Aristide then took a few jabs at President Michel Martelly, saying the government has not done enough to address hunger and he referred to the administration’s tax on international calls and money transfers to fund an education program as a “problem.”
“With all the respect that I have for the authorities in place, they are not able to solve the hunger problem by themselves,” Aristide said in the office of his residence, calling hunger one of Haiti’s “biggest problems.’’
`People know that when a dog is hungry it’s doesn’t play,” Aristide said, quoting a Haitian proverb that roughly means hungry people can be unpredictable and even dangerous.
Aristide began to weep as he recalled watching images of the 2010 earthquake while in exile in South Africa. He said that before May 8 he had ventured out of his house only once, on May 1, 2011, since his return earlier that year, but didn’t say where he went.
This time, he came out to go before a judge after being summoned to answer questions in the case of a journalist’s killing. Instead of returning straight home, he toured the capital’s shantytowns, where he is still popular, drawing crowds of supporters as he passed through each neighborhood.
Aristide said the trek also allowed him to see the earthquake’s devastation firsthand.
“I now know what it’s like for you to be unable to leave the suffering caused by goudougoudou,” Aristide said, using a common Haitian term for the quake.
Also on May 9, the justice ministry said in a statement that three journalists who were covering the May 8 march were roughed up by demonstrators and condemned the “act of aggression.” The reporters worked for Radio-Tele Ginen, a media outlet that’s long been seen as pro-government.
Aristide remains popular but was a divisive figure during his two presidential terms. He acknowledged that he had been silent for two years, but said no one ordered him to keep quiet.
“I chose not to speak,” he said. “I speak when I need to speak, and no one can stop me from speaking.” Aristide said he believed his Lavalas political party will be a contender during still unscheduled elections to fill 10 Senate seats and dozens of local posts. The authorities are under pressure to organize the vote by year’s end.

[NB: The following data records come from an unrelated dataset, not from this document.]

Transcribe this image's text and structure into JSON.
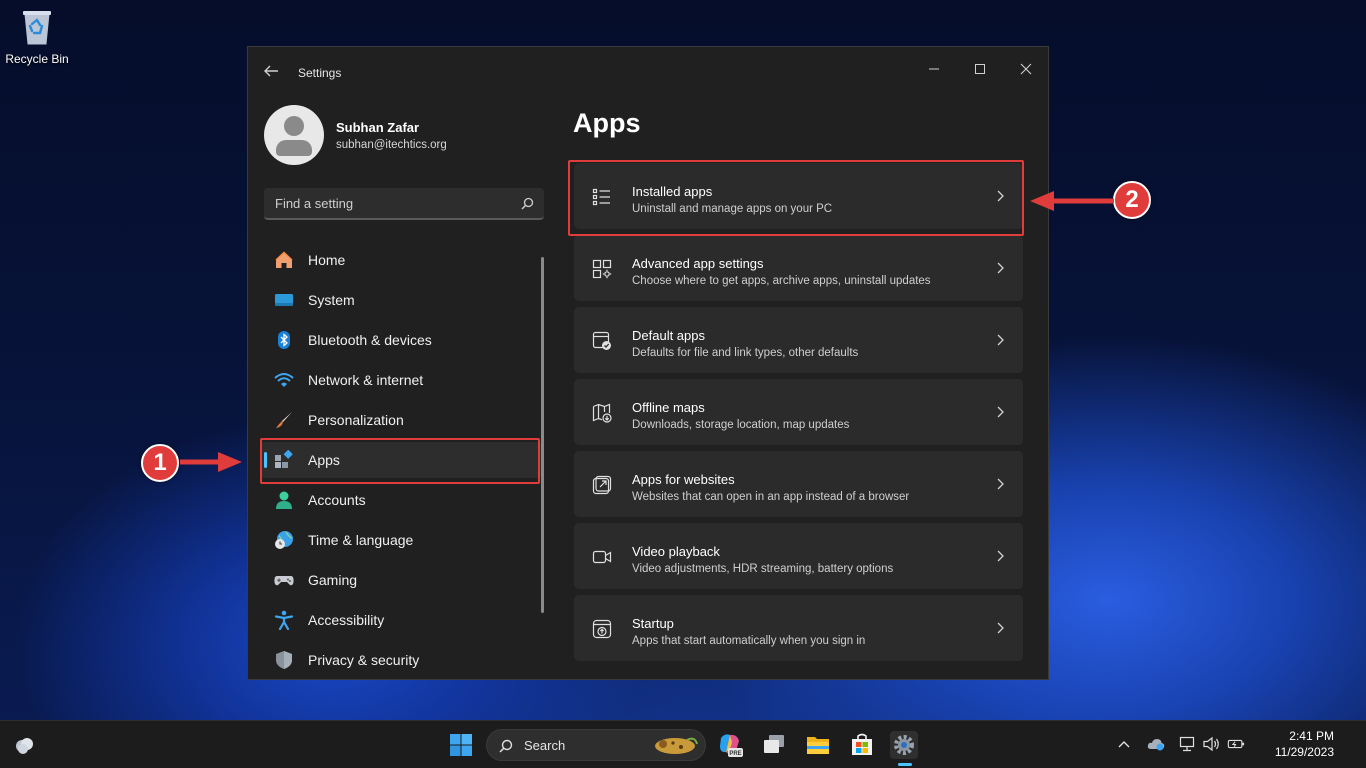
{
  "desktop": {
    "recycle_bin_label": "Recycle Bin"
  },
  "window": {
    "title": "Settings",
    "user": {
      "name": "Subhan Zafar",
      "email": "subhan@itechtics.org"
    },
    "search": {
      "placeholder": "Find a setting"
    },
    "nav": {
      "items": [
        {
          "label": "Home",
          "icon": "home-icon"
        },
        {
          "label": "System",
          "icon": "system-icon"
        },
        {
          "label": "Bluetooth & devices",
          "icon": "bluetooth-icon"
        },
        {
          "label": "Network & internet",
          "icon": "wifi-icon"
        },
        {
          "label": "Personalization",
          "icon": "brush-icon"
        },
        {
          "label": "Apps",
          "icon": "apps-icon",
          "active": true
        },
        {
          "label": "Accounts",
          "icon": "account-icon"
        },
        {
          "label": "Time & language",
          "icon": "clock-globe-icon"
        },
        {
          "label": "Gaming",
          "icon": "gamepad-icon"
        },
        {
          "label": "Accessibility",
          "icon": "accessibility-icon"
        },
        {
          "label": "Privacy & security",
          "icon": "shield-icon"
        }
      ]
    },
    "page": {
      "title": "Apps",
      "cards": [
        {
          "title": "Installed apps",
          "desc": "Uninstall and manage apps on your PC",
          "icon": "list-icon"
        },
        {
          "title": "Advanced app settings",
          "desc": "Choose where to get apps, archive apps, uninstall updates",
          "icon": "app-gear-icon"
        },
        {
          "title": "Default apps",
          "desc": "Defaults for file and link types, other defaults",
          "icon": "default-app-icon"
        },
        {
          "title": "Offline maps",
          "desc": "Downloads, storage location, map updates",
          "icon": "map-icon"
        },
        {
          "title": "Apps for websites",
          "desc": "Websites that can open in an app instead of a browser",
          "icon": "open-external-icon"
        },
        {
          "title": "Video playback",
          "desc": "Video adjustments, HDR streaming, battery options",
          "icon": "video-icon"
        },
        {
          "title": "Startup",
          "desc": "Apps that start automatically when you sign in",
          "icon": "startup-icon"
        }
      ]
    }
  },
  "annotations": {
    "step1": "1",
    "step2": "2",
    "color": "#e03c3c"
  },
  "taskbar": {
    "search_label": "Search",
    "copilot_badge": "PRE",
    "time": "2:41 PM",
    "date": "11/29/2023"
  },
  "colors": {
    "accent": "#4cc2ff",
    "window_bg": "#202020",
    "card_bg": "#2b2b2b"
  }
}
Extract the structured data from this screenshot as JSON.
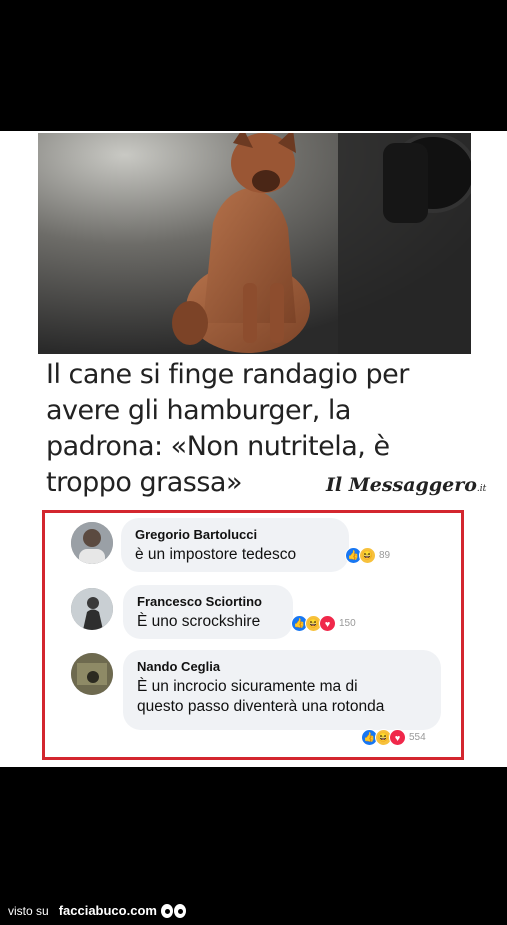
{
  "headline": {
    "line1": "Il cane si finge randagio per",
    "line2": "avere gli hamburger, la",
    "line3": "padrona: «Non nutritela, è",
    "line4": "troppo grassa»"
  },
  "source_logo": "Il Messaggero",
  "source_logo_suffix": ".it",
  "comments": [
    {
      "name": "Gregorio Bartolucci",
      "text": "è un impostore tedesco",
      "reactions": [
        "like-icon",
        "haha-icon"
      ],
      "count": "89"
    },
    {
      "name": "Francesco Sciortino",
      "text": "È uno scrockshire",
      "reactions": [
        "like-icon",
        "haha-icon",
        "love-icon"
      ],
      "count": "150"
    },
    {
      "name": "Nando Ceglia",
      "text_line1": "È un incrocio sicuramente ma di",
      "text_line2": "questo passo diventerà una rotonda",
      "reactions": [
        "like-icon",
        "haha-icon",
        "love-icon"
      ],
      "count": "554"
    }
  ],
  "footer": {
    "prefix": "visto su",
    "brand": "facciabuco.com"
  },
  "colors": {
    "highlight_border": "#d3262e",
    "like": "#1877f2",
    "haha": "#f7c13c",
    "love": "#f0284a"
  }
}
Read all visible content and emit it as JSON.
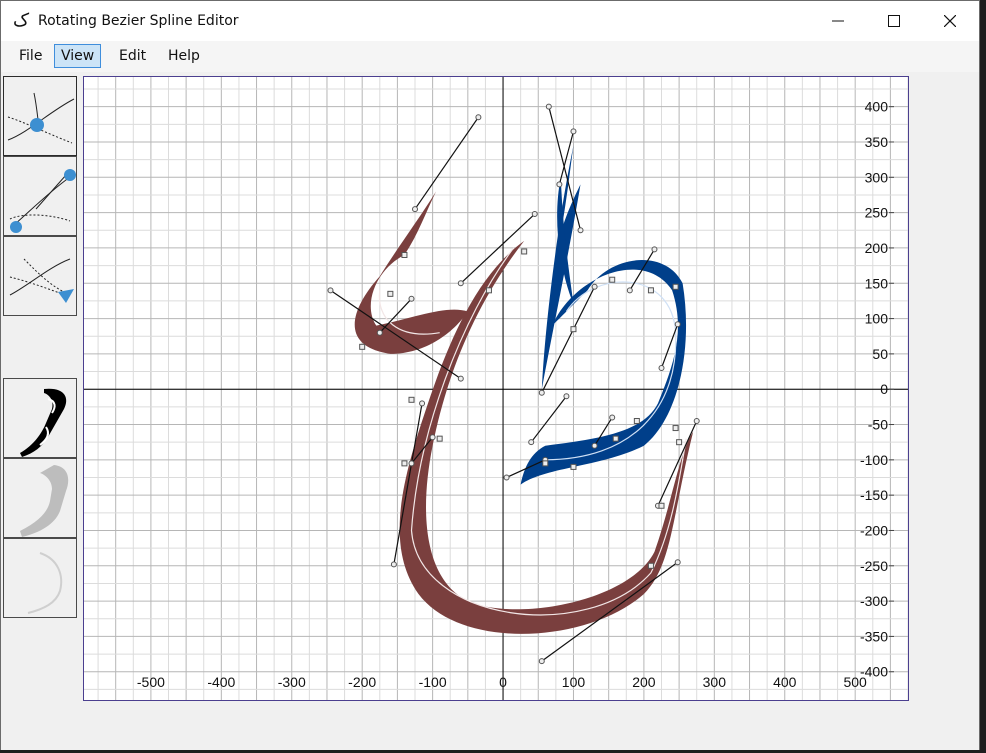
{
  "window": {
    "title": "Rotating Bezier Spline Editor",
    "icon": "ke-letter-icon",
    "controls": [
      "minimize",
      "maximize",
      "close"
    ]
  },
  "menu": {
    "items": [
      {
        "label": "File",
        "active": false
      },
      {
        "label": "View",
        "active": true
      },
      {
        "label": "Edit",
        "active": false
      },
      {
        "label": "Help",
        "active": false
      }
    ]
  },
  "tools": [
    {
      "name": "move-point-tool-icon"
    },
    {
      "name": "add-point-tool-icon"
    },
    {
      "name": "rotate-point-tool-icon"
    },
    {
      "name": "filled-shape-view-icon"
    },
    {
      "name": "shaded-shape-view-icon"
    },
    {
      "name": "outline-view-icon"
    }
  ],
  "colors": {
    "brown_stroke": "#7a3f3e",
    "blue_stroke": "#003f8a",
    "grid_major": "#b6b6b6",
    "grid_minor": "#dcdcdc",
    "axis": "#000000",
    "tool_accent": "#3d8fd1"
  },
  "plot": {
    "x_ticks": [
      -500,
      -400,
      -300,
      -200,
      -100,
      0,
      100,
      200,
      300,
      400,
      500
    ],
    "y_ticks": [
      400,
      350,
      300,
      250,
      200,
      150,
      100,
      50,
      0,
      -50,
      -100,
      -150,
      -200,
      -250,
      -300,
      -350,
      -400
    ],
    "x_range": [
      -595,
      575
    ],
    "y_range": [
      -440,
      442
    ]
  }
}
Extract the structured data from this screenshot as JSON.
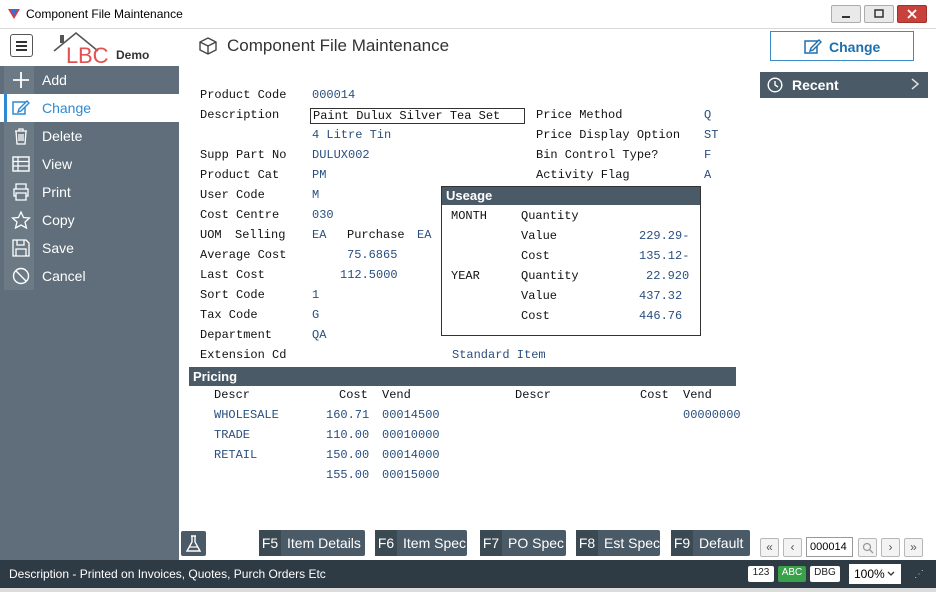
{
  "window": {
    "title": "Component File Maintenance"
  },
  "header": {
    "logo_letters": "BC",
    "logo_suffix": "Demo",
    "page_title": "Component File Maintenance",
    "action_button": "Change"
  },
  "sidebar": {
    "items": [
      {
        "label": "Add",
        "icon": "plus-icon",
        "active": false
      },
      {
        "label": "Change",
        "icon": "edit-icon",
        "active": true
      },
      {
        "label": "Delete",
        "icon": "trash-icon",
        "active": false
      },
      {
        "label": "View",
        "icon": "table-icon",
        "active": false
      },
      {
        "label": "Print",
        "icon": "printer-icon",
        "active": false
      },
      {
        "label": "Copy",
        "icon": "star-icon",
        "active": false
      },
      {
        "label": "Save",
        "icon": "save-icon",
        "active": false
      },
      {
        "label": "Cancel",
        "icon": "cancel-icon",
        "active": false
      }
    ]
  },
  "recent": {
    "label": "Recent"
  },
  "form": {
    "product_code_label": "Product Code",
    "product_code": "000014",
    "description_label": "Description",
    "description": "Paint Dulux Silver Tea Set",
    "description2": "4 Litre Tin",
    "supp_part_label": "Supp Part No",
    "supp_part": "DULUX002",
    "product_cat_label": "Product Cat",
    "product_cat": "PM",
    "user_code_label": "User Code",
    "user_code": "M",
    "cost_centre_label": "Cost Centre",
    "cost_centre": "030",
    "uom_label": "UOM",
    "uom_selling_label": "Selling",
    "uom_selling": "EA",
    "uom_purchase_label": "Purchase",
    "uom_purchase": "EA",
    "avg_cost_label": "Average Cost",
    "avg_cost": "75.6865",
    "last_cost_label": "Last Cost",
    "last_cost": "112.5000",
    "sort_code_label": "Sort Code",
    "sort_code": "1",
    "tax_code_label": "Tax Code",
    "tax_code": "G",
    "department_label": "Department",
    "department": "QA",
    "extension_label": "Extension Cd",
    "extension_text": "Standard Item",
    "price_method_label": "Price Method",
    "price_method": "Q",
    "price_display_label": "Price Display Option",
    "price_display": "ST",
    "bin_control_label": "Bin Control Type?",
    "bin_control": "F",
    "activity_flag_label": "Activity Flag",
    "activity_flag": "A"
  },
  "useage": {
    "title": "Useage",
    "month_label": "MONTH",
    "year_label": "YEAR",
    "quantity_label": "Quantity",
    "value_label": "Value",
    "cost_label": "Cost",
    "month_value": "229.29-",
    "month_cost": "135.12-",
    "year_quantity": "22.920",
    "year_value": "437.32",
    "year_cost": "446.76"
  },
  "pricing": {
    "title": "Pricing",
    "headers": {
      "descr": "Descr",
      "cost": "Cost",
      "vend": "Vend"
    },
    "left_rows": [
      {
        "descr": "WHOLESALE",
        "cost": "160.71",
        "vend": "00014500"
      },
      {
        "descr": "TRADE",
        "cost": "110.00",
        "vend": "00010000"
      },
      {
        "descr": "RETAIL",
        "cost": "150.00",
        "vend": "00014000"
      },
      {
        "descr": "",
        "cost": "155.00",
        "vend": "00015000"
      }
    ],
    "right_rows": [
      {
        "descr": "",
        "cost": "",
        "vend": "00000000"
      }
    ]
  },
  "fkeys": [
    {
      "key": "F5",
      "label": "Item Details"
    },
    {
      "key": "F6",
      "label": "Item Spec"
    },
    {
      "key": "F7",
      "label": "PO Spec"
    },
    {
      "key": "F8",
      "label": "Est Spec"
    },
    {
      "key": "F9",
      "label": "Default"
    }
  ],
  "navigator": {
    "record": "000014"
  },
  "status": {
    "message": "Description - Printed on Invoices, Quotes, Purch Orders Etc",
    "badge_num": "123",
    "badge_abc": "ABC",
    "badge_dbg": "DBG",
    "zoom": "100%",
    "colors": {
      "abc": "#3aa04a",
      "accent": "#2d8ad2",
      "dark": "#4a5a67"
    }
  }
}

“If they have free and transparent elections, there’s a good chance that we’ll win a big portion of it,” Aristide said.